Promises have to be kept. I returned the Dronagiri hill. Much as I tried, some parts of the hill crumbled from my hands as I flew back to the Himalayas. I’m told the local Dronagiri residents were not happy with this. In their eyes, I failed to keep my word, losing a part of the hill which their ancestors used to worship. Though the residents offer prayers to Lord Rama, they don’t partake of the prasad at the annual temple festival. Even to this day.
I humbly accept their decision. I cannot explain what happened that day, and my best efforts did not yield the result I wanted. Yet, I can say with all sincerity – it’s been one of the very few times.
Liberation through devotion
I didn’t plan my life to be great. Perhaps people hail me because my intention and my life was one-focussed: Lord Rama. Many incidents narrate our relationship. Tulsidas’ Ramcharitmanas narrates:
“Lord Ram gave Hanuman a quizzical look and said, “What are you, a monkey or a man?” Hanuman bowed his head reverently, folded his hands and said, “When I do not know who I am, I serve You and when I do know who I am, You and I are One.”
It is true. The only emotion I would feel with longing was devotion. Even my anger was tinged with devotion. I was once tricked by Narada to ignore Sage Vishwamitra. He was so angry and demanded Lord Rama sentence me to death. That was so! Yet when I stood in front of the barrage of arrows, I simply smiled and chanted the Lord’s name. The arrows fell away, one by one. Finally, to keep His word to His guru, Lord Rama picked up the Brahmastra. That too failed to touch me. Of course, everyone was stunned, and Narada then admitted to his wrongdoing. Lord Rama was pleased to know of my innocence, and me! I was pleased as always!

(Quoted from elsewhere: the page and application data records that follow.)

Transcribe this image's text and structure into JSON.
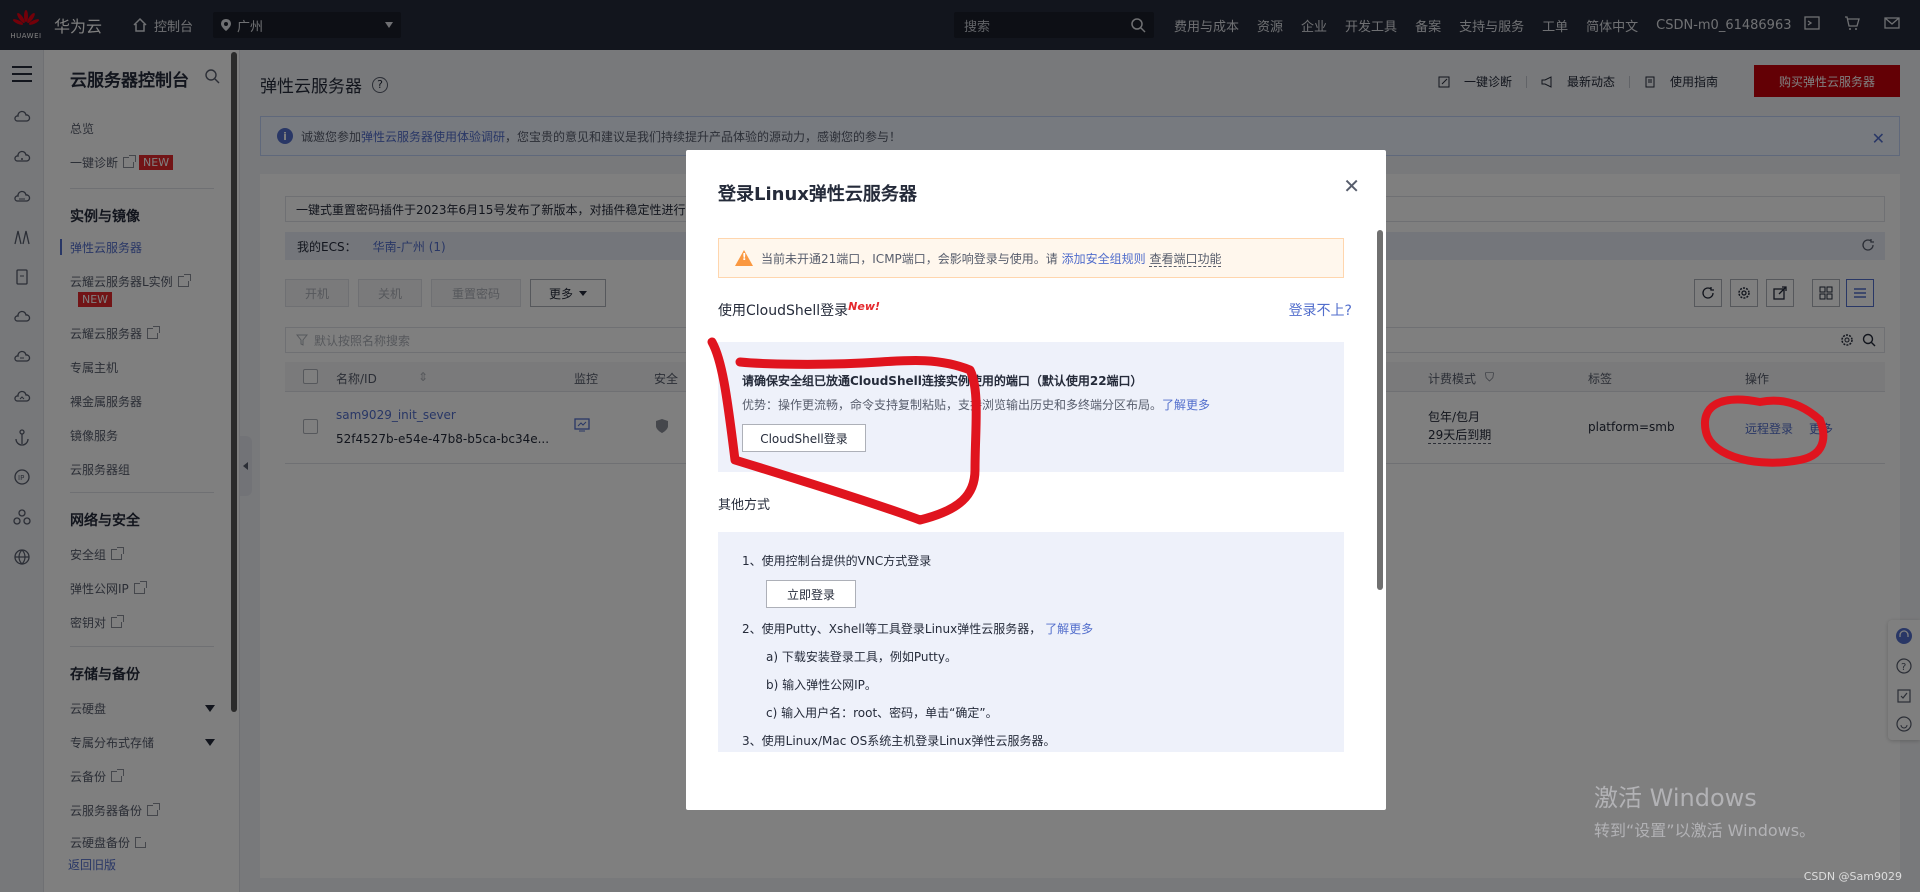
{
  "topbar": {
    "logo_text": "HUAWEI",
    "brand": "华为云",
    "console": "控制台",
    "region": "广州",
    "search_placeholder": "搜索",
    "nav": [
      "费用与成本",
      "资源",
      "企业",
      "开发工具",
      "备案",
      "支持与服务",
      "工单",
      "简体中文",
      "CSDN-m0_61486963"
    ]
  },
  "sidebar": {
    "title": "云服务器控制台",
    "overview": "总览",
    "diagnose": "一键诊断",
    "new_tag": "NEW",
    "group_instances": "实例与镜像",
    "ecs": "弹性云服务器",
    "flexus_l": "云耀云服务器L实例",
    "flexus": "云耀云服务器",
    "dedicated_host": "专属主机",
    "bare_metal": "裸金属服务器",
    "image": "镜像服务",
    "server_group": "云服务器组",
    "group_network": "网络与安全",
    "security_group": "安全组",
    "eip": "弹性公网IP",
    "keypair": "密钥对",
    "group_storage": "存储与备份",
    "evs": "云硬盘",
    "dss": "专属分布式存储",
    "cbr": "云备份",
    "server_backup": "云服务器备份",
    "disk_backup": "云硬盘备份",
    "footer": "返回旧版"
  },
  "main": {
    "title": "弹性云服务器",
    "help": "?",
    "actions": [
      "一键诊断",
      "最新动态",
      "使用指南"
    ],
    "buy": "购买弹性云服务器",
    "notice_prefix": "诚邀您参加",
    "notice_link": "弹性云服务器使用体验调研",
    "notice_suffix": "，您宝贵的意见和建议是我们持续提升产品体验的源动力，感谢您的参与！",
    "pwd_notice": "一键式重置密码插件于2023年6月15号发布了新版本，对插件稳定性进行了",
    "my_ecs": "我的ECS：",
    "region_count": "华南-广州 (1)",
    "btn_start": "开机",
    "btn_stop": "关机",
    "btn_reset": "重置密码",
    "btn_more": "更多",
    "filter_placeholder": "默认按照名称搜索",
    "columns": {
      "name": "名称/ID",
      "monitor": "监控",
      "security": "安全",
      "billing": "计费模式",
      "tags": "标签",
      "ops": "操作"
    },
    "row": {
      "name": "sam9029_init_sever",
      "id": "52f4527b-e54e-47b8-b5ca-bc34e...",
      "billing_line1": "包年/包月",
      "billing_line2": "29天后到期",
      "tag": "platform=smb",
      "remote_login": "远程登录",
      "more": "更多"
    }
  },
  "modal": {
    "title": "登录Linux弹性云服务器",
    "warn_text": "当前未开通21端口，ICMP端口，会影响登录与使用。请",
    "warn_link": "添加安全组规则",
    "warn_link2": "查看端口功能",
    "cloudshell_title": "使用CloudShell登录",
    "new_badge": "New!",
    "cant_login": "登录不上?",
    "cs_box_title": "请确保安全组已放通CloudShell连接实例使用的端口（默认使用22端口）",
    "cs_box_desc": "优势：操作更流畅，命令支持复制粘贴，支持浏览输出历史和多终端分区布局。",
    "learn_more": "了解更多",
    "cs_button": "CloudShell登录",
    "other_title": "其他方式",
    "m1": "1、使用控制台提供的VNC方式登录",
    "login_now": "立即登录",
    "m2": "2、使用Putty、Xshell等工具登录Linux弹性云服务器，",
    "m2a": "a) 下载安装登录工具，例如Putty。",
    "m2b": "b) 输入弹性公网IP。",
    "m2c": "c) 输入用户名：root、密码，单击“确定”。",
    "m3": "3、使用Linux/Mac OS系统主机登录Linux弹性云服务器。"
  },
  "watermark": {
    "line1": "激活 Windows",
    "line2": "转到“设置”以激活 Windows。"
  },
  "csdn_credit": "CSDN @Sam9029",
  "colors": {
    "topbar": "#252b3a",
    "primary": "#526ecc",
    "buy": "#c7000b",
    "annotation": "#e0141e"
  }
}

Arjuna also once called upon me. He insisted I accompany his chariot during the Mahabharata war. He said: I will build a bridge similar to the famed Setu to win your trust! I was amused: Building the Setu bridge single-handedly?
I watched as he built the bridge I asked for: one that could withstand my weight. And saw his disappointment as the bridge crumbled as I took my first step on it. Lord Krishna then blessed Arjuna to try again: and it held! I had to keep my word too. In the form of an emblem on his chariot’s flag, I was beside Arjun throughout the war. After the war, I took my original form, and blessed Arjuna before going away. As soon as I left, his chariot burned to ashes. Lord Krishna told the dazed Arjuna about my protective powers: Had it not been for Hanuman the celestial weapons would have burned the chariot long ago! Is this true? I leave that to you.
Have I inspired devotion in other parts of the world? The Aztec legends of Mexico speak of Echtill, the son of the wind. Is it me? I leave that to you.
Am I a Chiranjeevi (immortal)? I can only say this: I live in devotion.
The facts are based on inputs by @bharathgyan. This research team, led by a passionate husband-wife duo – Dr. DK Hari and Dr. Hema Hari, unearth some of India’s untold stories and make them contemporary. You can click here to buy any of their books on Indian civilization.
This article was first published on The Art of Living website.